Leeds Social Sciences Institute (LSSI) joined forces with Research and Innovation Service (RIS) to hold a joint Showcase Event at The University of Leeds’ prestigious Nexus venue.
Hosted by LSSI Director Professor Louise Waite, and RIS Translational Research Portfolio Manager Ruth Rayner, the event had a programme of presentations showcasing some of the fascinating research projects that have received UK Research and Innovation (UKRI) Impact Acceleration Account (IAA) funding to boost their impact.
Kicking off the first session Professor Serge Sharoff from the School of Languages, Cultures and Societies discussed his project looking at understanding the misinformation chains in social media during the COVID-19 pandemic. The research was conducted in collaboration with NHS and Yorkshire & Humber Academic Health Sciences Network and explored links between the sharing of Covid-19 misinformation with a reader’s age and political orientation. The IAA funding enabled cooperation between artificial intelligence research and NHS communication teams.

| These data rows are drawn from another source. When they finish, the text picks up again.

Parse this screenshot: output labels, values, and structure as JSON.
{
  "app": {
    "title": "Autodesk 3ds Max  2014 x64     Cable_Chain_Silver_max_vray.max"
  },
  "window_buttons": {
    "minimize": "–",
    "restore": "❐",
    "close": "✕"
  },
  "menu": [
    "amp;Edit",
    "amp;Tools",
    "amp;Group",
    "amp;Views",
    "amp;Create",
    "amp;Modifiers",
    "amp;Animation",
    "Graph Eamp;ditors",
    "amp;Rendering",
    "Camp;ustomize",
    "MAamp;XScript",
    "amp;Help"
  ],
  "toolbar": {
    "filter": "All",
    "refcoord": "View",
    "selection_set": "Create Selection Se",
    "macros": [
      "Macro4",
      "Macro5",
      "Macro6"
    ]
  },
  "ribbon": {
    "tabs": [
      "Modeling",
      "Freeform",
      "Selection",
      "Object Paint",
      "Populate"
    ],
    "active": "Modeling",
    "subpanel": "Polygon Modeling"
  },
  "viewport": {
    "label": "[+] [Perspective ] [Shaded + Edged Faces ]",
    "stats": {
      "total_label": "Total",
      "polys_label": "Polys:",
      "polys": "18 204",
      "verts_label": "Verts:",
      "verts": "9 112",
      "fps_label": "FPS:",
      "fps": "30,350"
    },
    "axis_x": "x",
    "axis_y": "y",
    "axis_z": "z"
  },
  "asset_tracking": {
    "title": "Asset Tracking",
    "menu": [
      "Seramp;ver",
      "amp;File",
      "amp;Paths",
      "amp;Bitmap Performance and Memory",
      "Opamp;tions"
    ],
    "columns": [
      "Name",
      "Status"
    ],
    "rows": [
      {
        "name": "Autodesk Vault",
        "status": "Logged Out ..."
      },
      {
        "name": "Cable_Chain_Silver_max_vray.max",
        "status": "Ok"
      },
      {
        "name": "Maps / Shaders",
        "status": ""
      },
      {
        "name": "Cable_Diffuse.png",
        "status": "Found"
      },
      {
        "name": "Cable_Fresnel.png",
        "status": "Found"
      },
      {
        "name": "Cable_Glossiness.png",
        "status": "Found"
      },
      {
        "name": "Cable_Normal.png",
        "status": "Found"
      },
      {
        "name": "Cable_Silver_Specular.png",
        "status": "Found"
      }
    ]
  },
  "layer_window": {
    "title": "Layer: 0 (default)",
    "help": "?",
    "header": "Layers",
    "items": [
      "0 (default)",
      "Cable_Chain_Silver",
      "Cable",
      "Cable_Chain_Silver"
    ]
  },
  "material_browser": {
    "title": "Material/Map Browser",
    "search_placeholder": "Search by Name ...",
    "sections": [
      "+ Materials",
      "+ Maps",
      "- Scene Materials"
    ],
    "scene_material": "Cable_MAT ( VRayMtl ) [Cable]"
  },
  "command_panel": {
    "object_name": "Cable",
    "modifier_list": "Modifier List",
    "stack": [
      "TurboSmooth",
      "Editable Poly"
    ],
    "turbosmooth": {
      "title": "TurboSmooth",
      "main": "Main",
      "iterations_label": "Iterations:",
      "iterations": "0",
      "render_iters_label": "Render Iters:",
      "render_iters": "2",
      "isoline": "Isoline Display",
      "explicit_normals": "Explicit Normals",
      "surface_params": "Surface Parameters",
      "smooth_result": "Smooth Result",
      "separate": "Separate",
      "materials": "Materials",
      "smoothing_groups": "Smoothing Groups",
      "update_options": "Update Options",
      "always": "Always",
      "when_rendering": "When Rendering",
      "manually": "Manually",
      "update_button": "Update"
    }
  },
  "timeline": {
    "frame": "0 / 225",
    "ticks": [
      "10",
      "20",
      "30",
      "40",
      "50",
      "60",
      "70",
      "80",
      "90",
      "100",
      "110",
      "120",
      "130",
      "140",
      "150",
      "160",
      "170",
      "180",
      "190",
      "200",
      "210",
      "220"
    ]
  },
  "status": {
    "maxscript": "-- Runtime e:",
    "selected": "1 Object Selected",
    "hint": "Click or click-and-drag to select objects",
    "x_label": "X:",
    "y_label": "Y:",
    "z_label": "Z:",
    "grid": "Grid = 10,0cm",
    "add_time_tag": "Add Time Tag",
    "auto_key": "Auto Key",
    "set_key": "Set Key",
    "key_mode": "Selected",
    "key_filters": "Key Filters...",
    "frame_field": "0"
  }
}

Dr Sally Moore, Lecturer in Nutritional Science from the Faculty of Environment is a Registered Dietitian (Health Professions Council) and a Registered Nutritionist (Public Health) (Association for Nutrition). Sally talked about the Fit Food Project which was boosted by IAA funding to bring together University of Leeds nutrition and medical academics and digital education practitioners alongside game-developers at Fit Talent Games a company based in Germany. An online game was developed with fun and engaging learning to promote knowledge acquisition and behavioural change relating to nutrition amongst game players. Outputs from the project will now be used with future funding, to evaluate the game within UK secondary schools and University programmes, as part of interventions which target healthy eating with young people and their families. @Sally_Dietitian
Continuing to demonstrate the diversity of subjects supported by IAA funding, Professor Roy Ruddle from the School of Computing followed with a look at a 12-year collaboration with pathologists at the Leeds Teaching Hospitals NHS Trust (LTHT). By developing the Leeds Virtual Microscope, doctors are now able to visualise and diagnose cancer from digital versions of tissue biopsies displayed on Powerwall and ultra-high definition displays. Cross disciplinary collaboration between medical and computer sciences allowed quicker, and life saving diagnosis.
The first session of the Showcase Event concluded with a presentation by Dr Briony Thomas, who works within the Schools of Engineering and Design. IAA funding was used to boost place-based learning within the context of 15-minute neighbourhoods. Briony and her colleagues are supporting curriculum development in response to the 2019 Ofsted framework requirement for schools to demonstrate how they develop the cultural capital of every child, embracing the people, places, cultures and knowledge held within communities.
The second session began with Professor Helen Picton giving a talk on IVFmicro – microfluidic embryo culture to improve the success of assisted conception. As part of the Faculty of Medicine and Health, Helen described how working across disciplines with Dr Virginia Pensabene in the School of Electronic and Electrical Engineering has led to the design, fabrication and testing of a novel microfluidic culture device (IVFmicro) that recreates the micro-physiological environment of the mammalian oviduct in the lab with the aim of improving embryo health and development in vitro.
Dr Anne Velenturf, a Research Impact Fellow in Circular Economy, is based in the School of Civil Engineering. Anne explained how IAA funding enabled introducing the circular economy system to offshore wind farms has successfully integrated sustainable circular economic approaches into the design, development, operation and end-of-use management of offshore wind infrastructure. Anne said that “The University of Leeds is recognised as a leader in the wind industry, and this project has helped to put the circular economy on the map.”
Our final speaker, Professor Peter Culmer, Professor of Healthcare Engineering, gave an insightful presentation on the development of novel surgical technologies for global health. By using a ‘gasless’ way of performing laparoscopic surgery using Gas Insufflation-Less Laparoscopic Surgery (GILLS), the Retractor for Abdominal Insufflation-less Surgery (RAIS) was designed as a more useable and affordable device to enable people in areas of low-resourced settings to access a more affordable, and safer surgery to enable shorter hospital stays and quicker recovery time. This interdisciplinary research was a collaboration between surgeons in the UK and India, mechanical engineers and an external design company. Receiving funding from the IAA has helped to tackle global health inequalities.
The event concluded with Louise Waite and Ruth Rayner summarising the Impact Acceleration Accounts at the University of Leeds and participants were given a copy of LSSI Impact Report 2021-2022.
If you would like to find out more about working with LSSI, please contact LSSI Manager Cheryl Harris – email@example.com, or to find out more about the translational funding available through RIS, contact the IAA team firstname.lastname@example.org.
We would like to thank all of our speakers for their time and participation in the above event.